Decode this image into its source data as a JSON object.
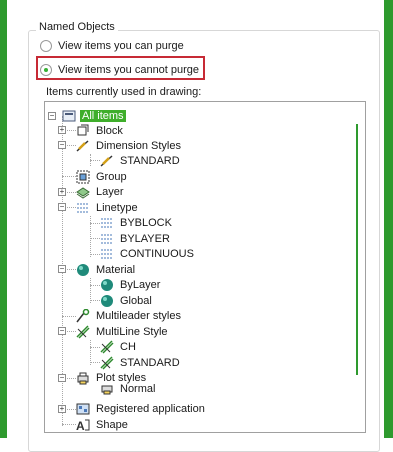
{
  "named_objects": {
    "group_label": "Named Objects",
    "radio_purge_label": "View items you can purge",
    "radio_cannot_label": "View items you cannot purge",
    "tree_caption": "Items currently used in drawing:"
  },
  "tree": {
    "root": "All items",
    "block": "Block",
    "dimension_styles": "Dimension Styles",
    "standard_dim": "STANDARD",
    "group": "Group",
    "layer": "Layer",
    "linetype": "Linetype",
    "byblock": "BYBLOCK",
    "bylayer": "BYLAYER",
    "continuous": "CONTINUOUS",
    "material": "Material",
    "mat_bylayer": "ByLayer",
    "mat_global": "Global",
    "multileader_styles": "Multileader styles",
    "multiline_style": "MultiLine Style",
    "ml_ch": "CH",
    "ml_standard": "STANDARD",
    "plot_styles": "Plot styles",
    "normal": "Normal",
    "registered_application": "Registered application",
    "shape": "Shape"
  },
  "colors": {
    "accent_green": "#3fae2b",
    "highlight_red": "#c72a35"
  },
  "icons": [
    "folder-icon",
    "block-icon",
    "dimension-style-icon",
    "group-icon",
    "layer-icon",
    "linetype-icon",
    "material-sphere-icon",
    "multileader-icon",
    "multiline-icon",
    "plot-style-icon",
    "registered-app-icon",
    "shape-icon"
  ]
}
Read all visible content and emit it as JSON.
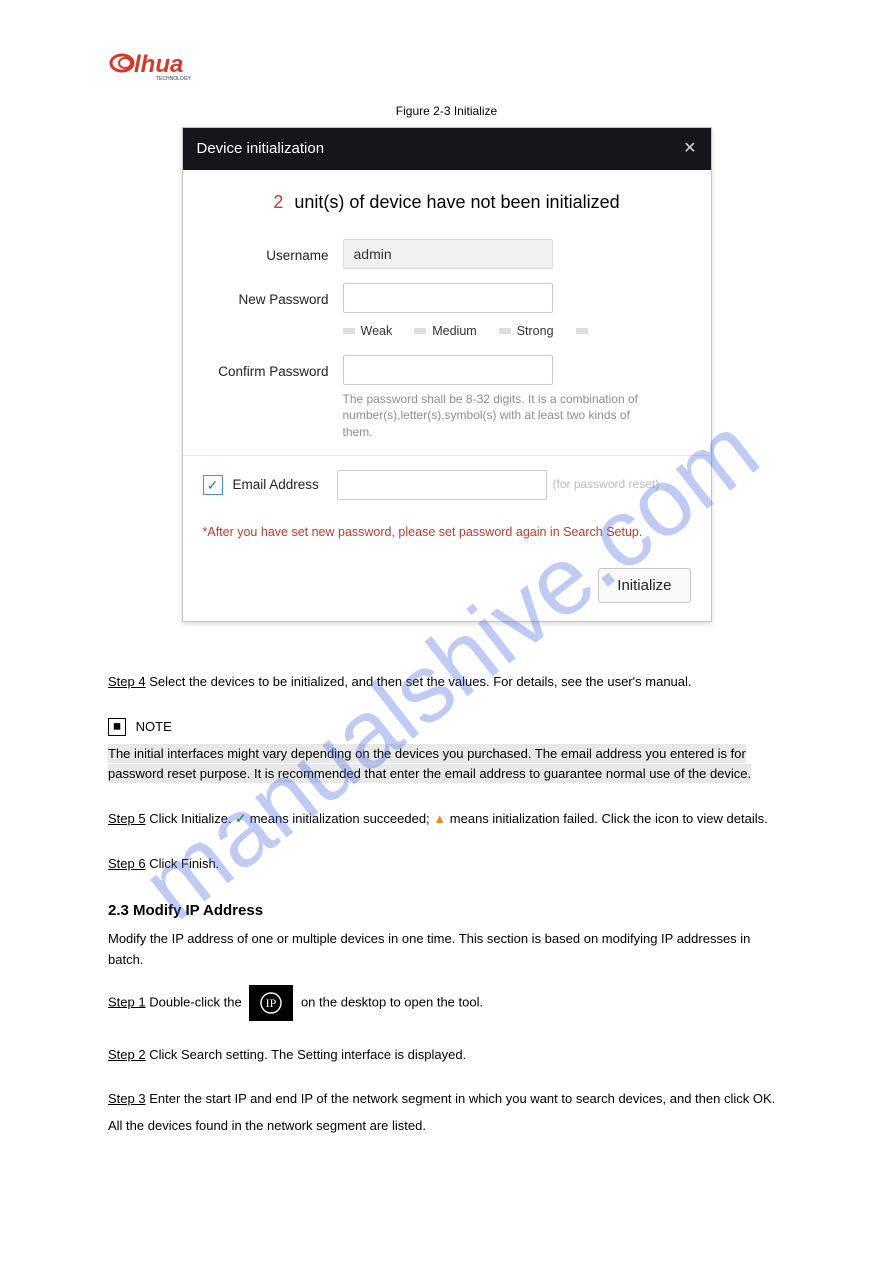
{
  "logo": {
    "brand": "alhua",
    "sub": "TECHNOLOGY"
  },
  "figure": {
    "caption": "Figure 2-3 Initialize"
  },
  "dialog": {
    "title": "Device initialization",
    "close_glyph": "✕",
    "banner": {
      "count": "2",
      "text": "unit(s) of device have not been initialized"
    },
    "username": {
      "label": "Username",
      "value": "admin"
    },
    "newpwd": {
      "label": "New Password",
      "value": ""
    },
    "strength": {
      "weak": "Weak",
      "medium": "Medium",
      "strong": "Strong"
    },
    "confirm": {
      "label": "Confirm Password",
      "value": "",
      "hint": "The password shall be 8-32 digits. It is a combination of number(s),letter(s),symbol(s) with at least two kinds of them."
    },
    "email": {
      "label": "Email Address",
      "value": "",
      "hint": "(for password reset)",
      "checked": true,
      "check_glyph": "✓"
    },
    "warning": "*After you have set new password, please set password again in Search Setup.",
    "button": "Initialize"
  },
  "steps": {
    "s4": {
      "label": "Step 4",
      "text": "Select the devices to be initialized, and then set the values. For details, see the user's manual."
    },
    "note": {
      "label": "NOTE",
      "text": "The initial interfaces might vary depending on the devices you purchased. The email address you entered is for password reset purpose. It is recommended that enter the email address to guarantee normal use of the device."
    },
    "s5": {
      "label": "Step 5",
      "text_before": "Click Initialize. ",
      "text_icon1": " means initialization succeeded; ",
      "text_icon2": " means initialization failed. Click the icon to view details."
    },
    "s6": {
      "label": "Step 6",
      "text": "Click Finish."
    }
  },
  "section": {
    "title": "2.3 Modify IP Address",
    "intro": "Modify the IP address of one or multiple devices in one time. This section is based on modifying IP addresses in batch.",
    "m1": {
      "label": "Step 1",
      "text_a": "Double-click the ",
      "text_b": " on the desktop to open the tool."
    },
    "m2": {
      "label": "Step 2",
      "text": "Click Search setting. The Setting interface is displayed."
    },
    "m3": {
      "label": "Step 3",
      "text": "Enter the start IP and end IP of the network segment in which you want to search devices, and then click OK.",
      "text2": "All the devices found in the network segment are listed."
    }
  },
  "icons": {
    "success_glyph": "✓",
    "fail_glyph": "▲",
    "ip_glyph": "ⒾⓅ"
  }
}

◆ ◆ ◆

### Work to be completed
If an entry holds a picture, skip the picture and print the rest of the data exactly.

### Result of the exercise
Decode this image into its source data as a JSON object.
{
  "named_objects": {
    "group_label": "Named Objects",
    "radio_purge_label": "View items you can purge",
    "radio_cannot_label": "View items you cannot purge",
    "tree_caption": "Items currently used in drawing:"
  },
  "tree": {
    "root": "All items",
    "block": "Block",
    "dimension_styles": "Dimension Styles",
    "standard_dim": "STANDARD",
    "group": "Group",
    "layer": "Layer",
    "linetype": "Linetype",
    "byblock": "BYBLOCK",
    "bylayer": "BYLAYER",
    "continuous": "CONTINUOUS",
    "material": "Material",
    "mat_bylayer": "ByLayer",
    "mat_global": "Global",
    "multileader_styles": "Multileader styles",
    "multiline_style": "MultiLine Style",
    "ml_ch": "CH",
    "ml_standard": "STANDARD",
    "plot_styles": "Plot styles",
    "normal": "Normal",
    "registered_application": "Registered application",
    "shape": "Shape"
  },
  "colors": {
    "accent_green": "#3fae2b",
    "highlight_red": "#c72a35"
  },
  "icons": [
    "folder-icon",
    "block-icon",
    "dimension-style-icon",
    "group-icon",
    "layer-icon",
    "linetype-icon",
    "material-sphere-icon",
    "multileader-icon",
    "multiline-icon",
    "plot-style-icon",
    "registered-app-icon",
    "shape-icon"
  ]
}
Read all visible content and emit it as JSON.
{
  "logo": {
    "brand": "alhua",
    "sub": "TECHNOLOGY"
  },
  "figure": {
    "caption": "Figure 2-3 Initialize"
  },
  "dialog": {
    "title": "Device initialization",
    "close_glyph": "✕",
    "banner": {
      "count": "2",
      "text": "unit(s) of device have not been initialized"
    },
    "username": {
      "label": "Username",
      "value": "admin"
    },
    "newpwd": {
      "label": "New Password",
      "value": ""
    },
    "strength": {
      "weak": "Weak",
      "medium": "Medium",
      "strong": "Strong"
    },
    "confirm": {
      "label": "Confirm Password",
      "value": "",
      "hint": "The password shall be 8-32 digits. It is a combination of number(s),letter(s),symbol(s) with at least two kinds of them."
    },
    "email": {
      "label": "Email Address",
      "value": "",
      "hint": "(for password reset)",
      "checked": true,
      "check_glyph": "✓"
    },
    "warning": "*After you have set new password, please set password again in Search Setup.",
    "button": "Initialize"
  },
  "steps": {
    "s4": {
      "label": "Step 4",
      "text": "Select the devices to be initialized, and then set the values. For details, see the user's manual."
    },
    "note": {
      "label": "NOTE",
      "text": "The initial interfaces might vary depending on the devices you purchased. The email address you entered is for password reset purpose. It is recommended that enter the email address to guarantee normal use of the device."
    },
    "s5": {
      "label": "Step 5",
      "text_before": "Click Initialize. ",
      "text_icon1": " means initialization succeeded; ",
      "text_icon2": " means initialization failed. Click the icon to view details."
    },
    "s6": {
      "label": "Step 6",
      "text": "Click Finish."
    }
  },
  "section": {
    "title": "2.3 Modify IP Address",
    "intro": "Modify the IP address of one or multiple devices in one time. This section is based on modifying IP addresses in batch.",
    "m1": {
      "label": "Step 1",
      "text_a": "Double-click the ",
      "text_b": " on the desktop to open the tool."
    },
    "m2": {
      "label": "Step 2",
      "text": "Click Search setting. The Setting interface is displayed."
    },
    "m3": {
      "label": "Step 3",
      "text": "Enter the start IP and end IP of the network segment in which you want to search devices, and then click OK.",
      "text2": "All the devices found in the network segment are listed."
    }
  },
  "icons": {
    "success_glyph": "✓",
    "fail_glyph": "▲",
    "ip_glyph": "ⒾⓅ"
  }
}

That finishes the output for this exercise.